A new analysis conducted by Melbourne University researchers and released by the Australian Greens spokesperson on climate and energy, Adam Bandt MP, shows prices in the National Electricity Market are now over double the prices experienced when the Greens/Labor carbon price was in place. The volume weighted price soared during the recent quarter (Dec2016-Feb2017) to $134 dollars a megawatt hour, compared to the $65-67 during the carbon price. Electricity is now also more expensive in NSW under Liberal State and Federal governments than under the Greens/Labor carbon price.
“Electricity is more expensive under the Liberals than under the Greens/Labor carbon price,” Mr Bandt said.
"In fact, even with a carbon price and a higher Renewable Energy Target, electricity was cheaper under the Greens/Labor arrangement than under the Liberals."
“Electricity costs are up, pollution is up and the Liberals’ credibility is shot.
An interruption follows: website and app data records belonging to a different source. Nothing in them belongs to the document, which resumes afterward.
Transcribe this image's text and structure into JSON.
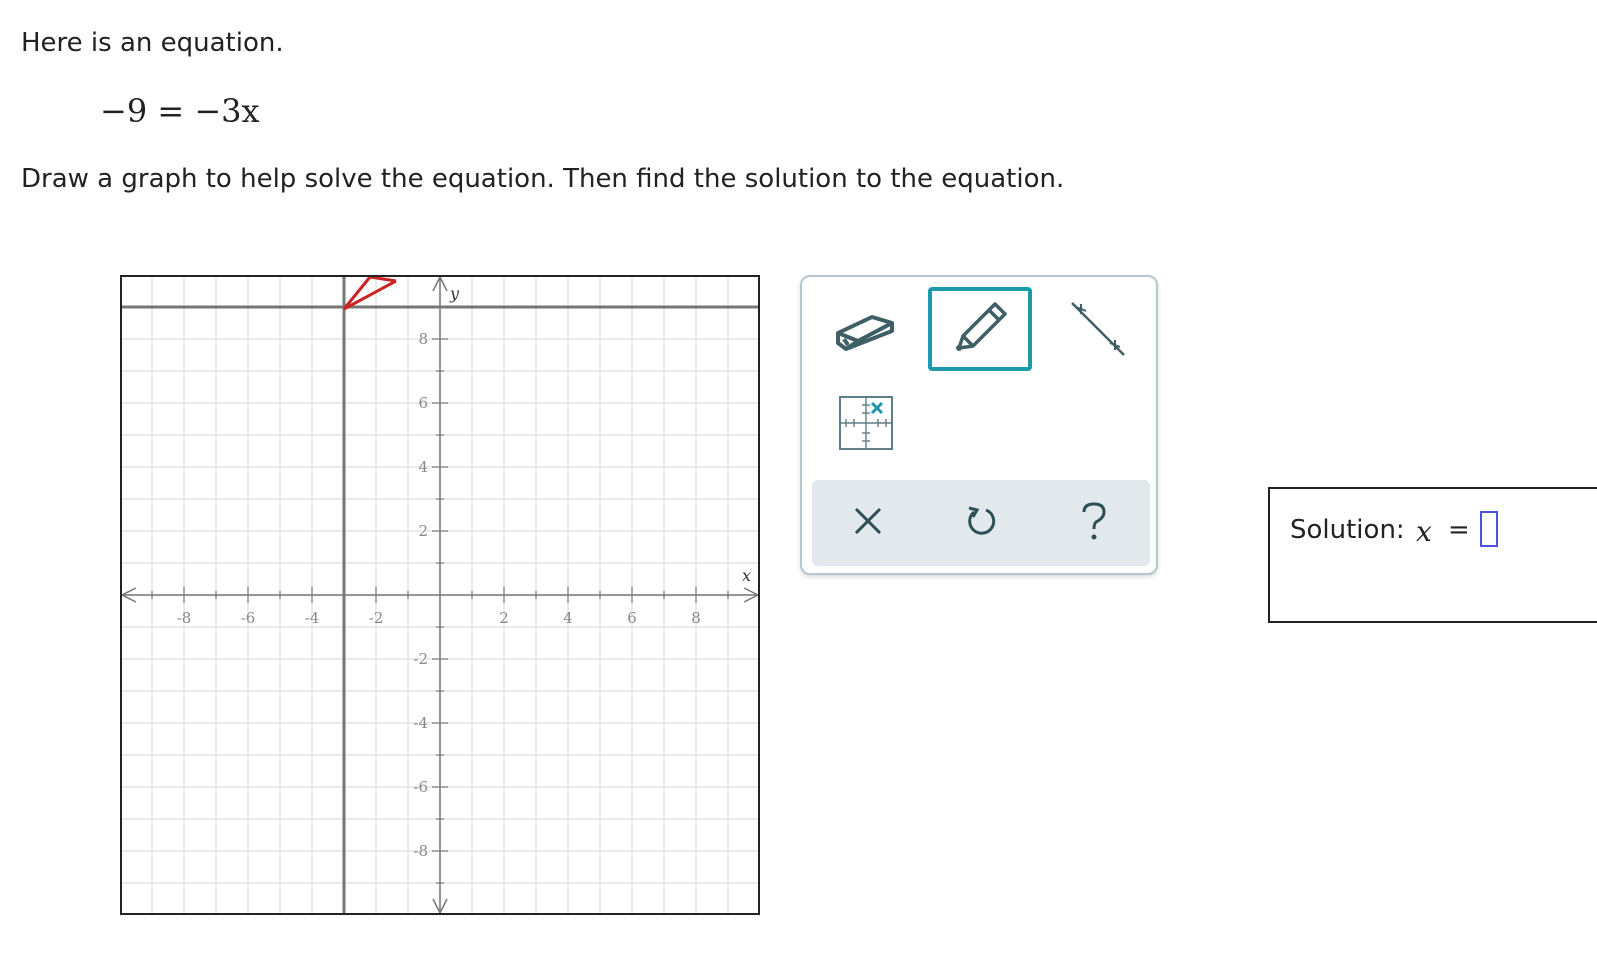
{
  "problem": {
    "intro": "Here is an equation.",
    "equation": "−9 = −3x",
    "instruction": "Draw a graph to help solve the equation. Then find the solution to the equation."
  },
  "graph": {
    "x_label": "x",
    "y_label": "y",
    "x_range": [
      -10,
      10
    ],
    "y_range": [
      -10,
      10
    ],
    "x_tick_labels": [
      "-8",
      "-6",
      "-4",
      "-2",
      "2",
      "4",
      "6",
      "8"
    ],
    "y_tick_labels": [
      "8",
      "6",
      "4",
      "2",
      "-2",
      "-4",
      "-6",
      "-8"
    ],
    "drawn_lines": [
      {
        "orientation": "vertical",
        "x": -3
      },
      {
        "orientation": "horizontal",
        "y": 9
      }
    ],
    "line_color": "#777777",
    "pencil_mark_color": "#cc2222"
  },
  "toolbox": {
    "tools": [
      "eraser-icon",
      "pencil-icon",
      "line-icon",
      "point-icon"
    ],
    "selected_tool": "pencil",
    "accent_color": "#1a9aab",
    "actions": [
      "clear-icon",
      "undo-icon",
      "help-icon"
    ]
  },
  "solution": {
    "label": "Solution:",
    "variable": "x",
    "equals": "=",
    "value": "",
    "input_border_color": "#4b52e0"
  }
}
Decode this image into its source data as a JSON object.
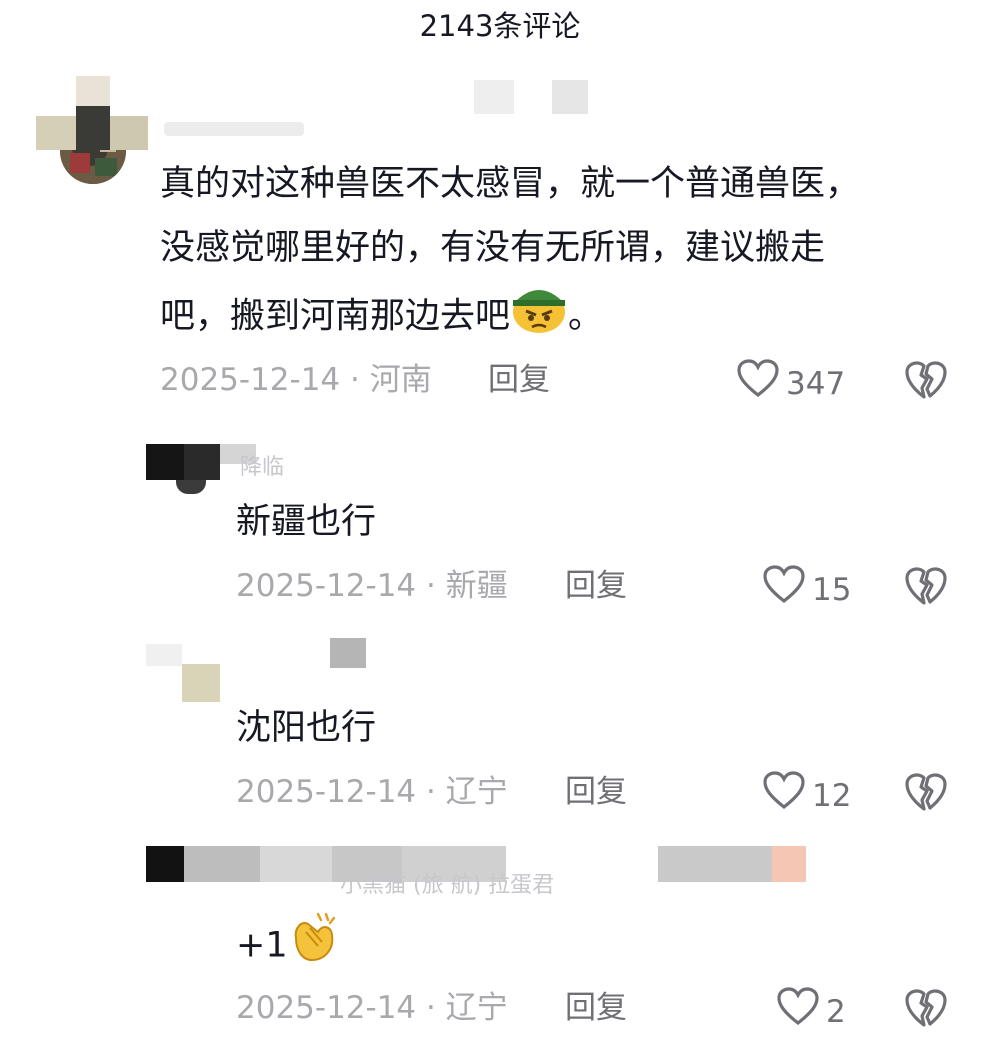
{
  "header": {
    "title": "2143条评论"
  },
  "main_comment": {
    "author_partial": "",
    "text_line1": "真的对这种兽医不太感冒，就一个普通兽医，",
    "text_line2": "没感觉哪里好的，有没有无所谓，建议搬走",
    "text_line3": "吧，搬到河南那边去吧",
    "text_tail": "。",
    "emoji": "angry-soldier-emoji",
    "date": "2025-12-14",
    "location": "河南",
    "reply_label": "回复",
    "likes": "347"
  },
  "replies": [
    {
      "author_partial": "降临",
      "text": "新疆也行",
      "date": "2025-12-14",
      "location": "新疆",
      "reply_label": "回复",
      "likes": "15"
    },
    {
      "author_partial": "",
      "text": "沈阳也行",
      "date": "2025-12-14",
      "location": "辽宁",
      "reply_label": "回复",
      "likes": "12"
    },
    {
      "author_partial": "小黑猫  (旅   航) 拉蛋君",
      "text": "+1",
      "emoji": "clapping-hands-emoji",
      "date": "2025-12-14",
      "location": "辽宁",
      "reply_label": "回复",
      "likes": "2"
    }
  ],
  "separator": " · ",
  "colors": {
    "text": "#161823",
    "meta": "#a8a8ad",
    "action": "#6f6f75"
  }
}
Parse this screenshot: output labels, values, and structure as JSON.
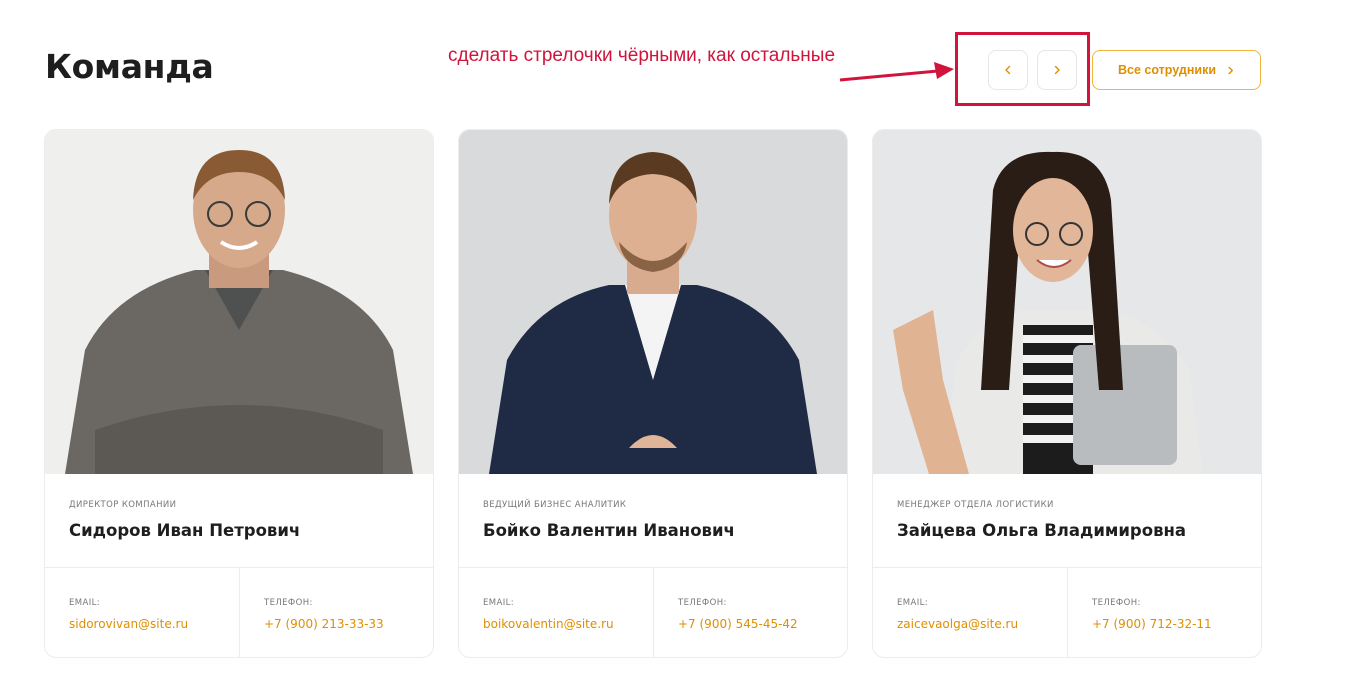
{
  "section": {
    "title": "Команда",
    "all_button_label": "Все сотрудники"
  },
  "annotation": {
    "text": "сделать стрелочки чёрными, как остальные",
    "color": "#d0143c"
  },
  "colors": {
    "accent": "#df8f00",
    "accent_border": "#f0b53a",
    "border": "#ececec",
    "annotation": "#d0143c"
  },
  "icons": {
    "prev": "chevron-left-icon",
    "next": "chevron-right-icon",
    "all": "chevron-right-icon"
  },
  "labels": {
    "email": "EMAIL:",
    "phone": "ТЕЛЕФОН:"
  },
  "employees": [
    {
      "role": "ДИРЕКТОР КОМПАНИИ",
      "name": "Сидоров Иван Петрович",
      "email": "sidorovivan@site.ru",
      "phone": "+7 (900) 213-33-33"
    },
    {
      "role": "ВЕДУЩИЙ БИЗНЕС АНАЛИТИК",
      "name": "Бойко Валентин Иванович",
      "email": "boikovalentin@site.ru",
      "phone": "+7 (900) 545-45-42"
    },
    {
      "role": "МЕНЕДЖЕР ОТДЕЛА ЛОГИСТИКИ",
      "name": "Зайцева Ольга Владимировна",
      "email": "zaicevaolga@site.ru",
      "phone": "+7 (900) 712-32-11"
    }
  ]
}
This is 'game over' for the Liberals' electricity bill scare campaign."
“The Liberals’ coal crusade is hurting consumers. The Liberals have been waging war on renewables instead of running the energy network and it has pushed prices up.”
"High prices have nothing to do with renewables or state government targets and everything to do with the Liberals' failure to properly run our national energy network. For all the Liberals’ finger-pointing at SA, electricity in coal-fired power states is now more expensive than under the carbon price.”
“Electricity is more expensive in coal-fired NSW with state and federal Liberal governments than under the Greens/Labor carbon price. The prices in coal-dominated QLD are also soaring, helped along by the rising cost of gas."
"This torpedoes the Liberals’ attempts to make the cost of electricity the political issue of 2017. The Liberals' war on renewables is holding back investment in new generation and driving up prices even further.”
“If realised, Malcolm Turnbull's clean coal pipe dream would make electricity even more expensive, as well as potentially slugging taxpayers for the cost of construction."
"To drive down prices, we need more renewables, more storage and a national transition plan."